Examples of works featuring Hideyoshi:
- The famous novel Taiko. Chronicles with the life and times of Hideyoshi, from sandal-bearer to the Japanese unifier.
- Sengoku Rance where he's... a literal monkey. He's also directly responsible for the Demonic Possession of Nobunaga as a catastrophic Spanner in the Works.
- Of course, KOEI's Samurai Warriors. Hideyoshi starts out as a smug sleazeball NPC in the first game, but at the first expansion, he's given a more sympathetic personality where he really wants to make Japan a place for happy people. That trait sticks to his future portrayals. Even though he also has a friendship with Saika Magoichi as well as being a much more fun and stern guy to be around, he still looks more of a goofball in future games...oh, and he also loves treasure. He wields a sansetsukon (three-section staff) in battle, and as a note to his monkey motif, Word of God made it so it was akin to a monkey's tail whipping at something.
- Warriors Orochi is also notable of his inclusion, especially in the English version, whereas his voice now literally sounds like Bugs Bunny trying to sound like a monkey. Eww...
- The Onimusha series. Hideyoshi starts out as Nobunaga's smug henchman. But when Nobunaga dies, Hideyoshi Took a Level in Badass and unifies Japan off-screen. Then come the 4th game, he became the Big Bad using the Genma forces to wreak havoc. However, he did get an Alas, Poor Villain moment when the Genma forces ditched him and he realized that he's done something horrible, meaning, there was a time that Hideyoshi had a genuine Heel–Face Turn...
- The Sengoku Basara series. Forget about scrawny monkey-like Hideyoshi and say hello to gorilla-sized Hideyoshi who fights with huge grappling gauntlets and solves all problems by punching them. Hard. If that fails, grab a nearby mook (usually a hostile one but friendly ones will do), then bludgeon the problem at hand with said mook. Instead of a Smug Snake, he becomes a Well-Intentioned Extremist who'd do ruthless things to shape Japan into a strong nation. To put it simply, he's a Captain Ersatz of Raoh, with massive power shaped in the form of light.
- Plus, he also is voiced by a seiyuu who does characters in the aforementioned Warriors franchisenote . That guy happens to be Ryoutarou Okiayu.
- In Age of Empires II's special mission, you actually control Hideyoshi's forces trying to beat down Mitsuhide after he killed Nobunaga. There's also a mission where the player must prevent Hideyoshi's invasion of Korea.
- Hideyoshi makes an appearence in Genzo without playing a major role. Here he looks like a monkey dressed as a samurai. His expansionistic tendencies are frequently mentioned, to the point that Kiku thinks that if he could he would try to conquer not only Korea and China, but Philippines, Spain and Portugal as well.

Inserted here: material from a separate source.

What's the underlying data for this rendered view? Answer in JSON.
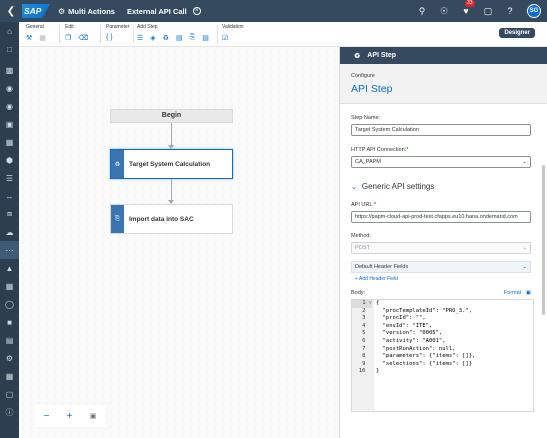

- Hideyoshi (or rather, Yoshino Hide) is the main character of Sengoku Otome, here gender flipped into a young, somewhat clumsy girl with blond hair who gets thrown into the past, and may very well become the actual Hideyoshi.
- Hideyoshi is one of the main players in Hyouge Mono. He is a friend and fellow tea enthusiast of main character Sasuke, and is also a deft manipulator who conspires to overthrow Oda Nobunaga by turning his vassals and generals against him.
- Hideyoshi is a teenager that meets Raimon 11 in Inazuma Eleven Go Chrono Stone after they traveled to the past. He idolizes Oda Nobunaga and wishes to fight by his side.
- In The Ambition of Oda Nobuna, Hideyoshi dies saving the main character's life at the very beginning of the series, leaving him to serve Oda Nobuna under the "Monkey" nickname.
- In The 39 Clues, he is really Thomas Cahill, the founder of the Tomas branch.
- In One Piece, Admiral Kizaru of the Marines is likened to him for his craftiness and manipulation of his enemies and underlings alike.
- In Shogun, the novel by James Clavell, he is the inspiration for the character Nakamura, a former dictator of Japan